Review of Literature

Position of the ADA and susceptible populations

According to the American Dietetic Association, dietetics professionals are encouraged to communicate accurate, science-based information and to counter misinformation and inconsistencies of the media by using their direct association with consumers and industry dealing with the United States food and water supply (Ingham and Thies, 1997).

As nutrition professionals it is important to understand the etiology, symptoms, associated foods, and prevention methods for pathogens because foodborne illness is likely to affect many people. Some groups may be especially sensitive to food borne pathogens. Infants often have high susceptibility due to immature microflora in the gut. A bacterial pathogen, such as Salmonella, maybe able to proliferate because there are no competing bacteria. Elderly individuals are at an increased risk due to insufficient acid secretion to rid of pathogenic organisms.

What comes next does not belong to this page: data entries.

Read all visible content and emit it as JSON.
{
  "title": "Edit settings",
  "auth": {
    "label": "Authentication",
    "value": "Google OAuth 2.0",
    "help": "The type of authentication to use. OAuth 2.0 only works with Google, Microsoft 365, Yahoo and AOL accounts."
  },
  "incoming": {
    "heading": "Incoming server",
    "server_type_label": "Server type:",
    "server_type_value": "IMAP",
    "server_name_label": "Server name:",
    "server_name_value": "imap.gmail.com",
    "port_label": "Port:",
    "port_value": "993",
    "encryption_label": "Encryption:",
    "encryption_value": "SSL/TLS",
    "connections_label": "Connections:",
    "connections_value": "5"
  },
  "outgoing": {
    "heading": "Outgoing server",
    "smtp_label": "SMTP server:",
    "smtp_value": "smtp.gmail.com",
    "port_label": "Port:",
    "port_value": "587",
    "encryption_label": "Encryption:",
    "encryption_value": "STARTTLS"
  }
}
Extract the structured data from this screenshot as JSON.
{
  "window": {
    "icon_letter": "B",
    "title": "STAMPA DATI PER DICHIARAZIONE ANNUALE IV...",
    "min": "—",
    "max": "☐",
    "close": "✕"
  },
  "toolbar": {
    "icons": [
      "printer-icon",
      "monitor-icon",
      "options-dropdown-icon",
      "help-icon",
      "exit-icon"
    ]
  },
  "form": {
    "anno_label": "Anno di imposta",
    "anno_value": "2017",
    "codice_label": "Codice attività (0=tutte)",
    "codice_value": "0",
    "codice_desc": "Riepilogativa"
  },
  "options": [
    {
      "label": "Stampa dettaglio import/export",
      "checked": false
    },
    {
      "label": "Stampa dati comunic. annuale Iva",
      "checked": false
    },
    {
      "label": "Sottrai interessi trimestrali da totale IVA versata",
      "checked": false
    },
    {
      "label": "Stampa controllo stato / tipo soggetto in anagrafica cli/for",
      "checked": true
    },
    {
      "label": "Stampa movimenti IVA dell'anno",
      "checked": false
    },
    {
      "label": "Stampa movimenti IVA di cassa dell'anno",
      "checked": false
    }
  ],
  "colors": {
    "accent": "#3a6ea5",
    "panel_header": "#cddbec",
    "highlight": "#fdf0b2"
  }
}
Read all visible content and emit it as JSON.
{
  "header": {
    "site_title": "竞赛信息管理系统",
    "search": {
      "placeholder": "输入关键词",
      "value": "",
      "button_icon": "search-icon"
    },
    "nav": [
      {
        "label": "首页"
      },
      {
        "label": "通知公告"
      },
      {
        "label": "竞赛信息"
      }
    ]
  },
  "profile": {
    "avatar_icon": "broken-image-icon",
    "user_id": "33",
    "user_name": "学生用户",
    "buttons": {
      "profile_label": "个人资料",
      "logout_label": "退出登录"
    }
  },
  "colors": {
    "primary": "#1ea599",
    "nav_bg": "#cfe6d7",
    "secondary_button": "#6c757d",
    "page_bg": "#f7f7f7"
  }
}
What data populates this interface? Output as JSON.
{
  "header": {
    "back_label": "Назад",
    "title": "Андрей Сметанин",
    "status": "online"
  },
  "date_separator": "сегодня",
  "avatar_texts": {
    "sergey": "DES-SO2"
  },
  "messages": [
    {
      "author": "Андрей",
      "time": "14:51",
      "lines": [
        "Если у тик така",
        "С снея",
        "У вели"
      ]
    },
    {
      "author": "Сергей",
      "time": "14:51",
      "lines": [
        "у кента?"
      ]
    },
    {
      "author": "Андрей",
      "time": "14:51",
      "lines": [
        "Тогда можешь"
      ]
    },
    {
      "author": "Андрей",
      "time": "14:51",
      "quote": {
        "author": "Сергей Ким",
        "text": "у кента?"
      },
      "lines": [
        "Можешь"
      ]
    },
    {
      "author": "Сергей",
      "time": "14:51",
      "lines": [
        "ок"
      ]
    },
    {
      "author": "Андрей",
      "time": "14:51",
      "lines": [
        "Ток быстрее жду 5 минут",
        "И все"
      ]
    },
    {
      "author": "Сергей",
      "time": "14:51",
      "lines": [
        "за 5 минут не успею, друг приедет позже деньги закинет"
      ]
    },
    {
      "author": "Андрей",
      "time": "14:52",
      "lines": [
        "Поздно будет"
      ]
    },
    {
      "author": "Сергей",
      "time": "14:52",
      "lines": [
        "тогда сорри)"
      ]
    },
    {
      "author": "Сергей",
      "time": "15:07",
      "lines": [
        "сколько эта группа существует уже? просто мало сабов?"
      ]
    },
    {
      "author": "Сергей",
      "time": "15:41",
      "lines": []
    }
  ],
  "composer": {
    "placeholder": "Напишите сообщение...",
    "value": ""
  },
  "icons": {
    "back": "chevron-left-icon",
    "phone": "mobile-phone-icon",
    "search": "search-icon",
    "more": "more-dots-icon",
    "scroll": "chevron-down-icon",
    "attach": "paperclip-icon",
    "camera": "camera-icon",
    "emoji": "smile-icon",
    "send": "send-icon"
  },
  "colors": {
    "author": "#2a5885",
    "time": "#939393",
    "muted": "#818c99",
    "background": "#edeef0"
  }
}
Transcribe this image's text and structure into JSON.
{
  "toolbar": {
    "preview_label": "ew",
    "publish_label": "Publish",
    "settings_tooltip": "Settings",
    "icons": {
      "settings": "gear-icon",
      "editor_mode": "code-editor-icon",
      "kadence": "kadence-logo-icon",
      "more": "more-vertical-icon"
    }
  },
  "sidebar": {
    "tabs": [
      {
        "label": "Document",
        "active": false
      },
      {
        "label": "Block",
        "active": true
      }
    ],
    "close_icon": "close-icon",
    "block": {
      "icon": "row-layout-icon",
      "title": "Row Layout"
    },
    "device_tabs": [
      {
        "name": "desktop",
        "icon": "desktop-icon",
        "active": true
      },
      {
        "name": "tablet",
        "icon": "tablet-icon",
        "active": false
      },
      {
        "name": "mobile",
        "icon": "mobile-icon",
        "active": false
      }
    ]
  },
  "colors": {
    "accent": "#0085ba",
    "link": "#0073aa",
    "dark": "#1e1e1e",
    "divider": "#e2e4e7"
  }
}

Also, they may be part of the immunocompromised population which has problems fighting off pathogens in the gastrointestinal cavity (King et al., 2000). Understanding the microbiological status of at risk groups will help when suggesting and restricting foods.

Common misconceptions of consumers and health professionals

Oftentimes foodborne illnesses are mistaken for the flu or a...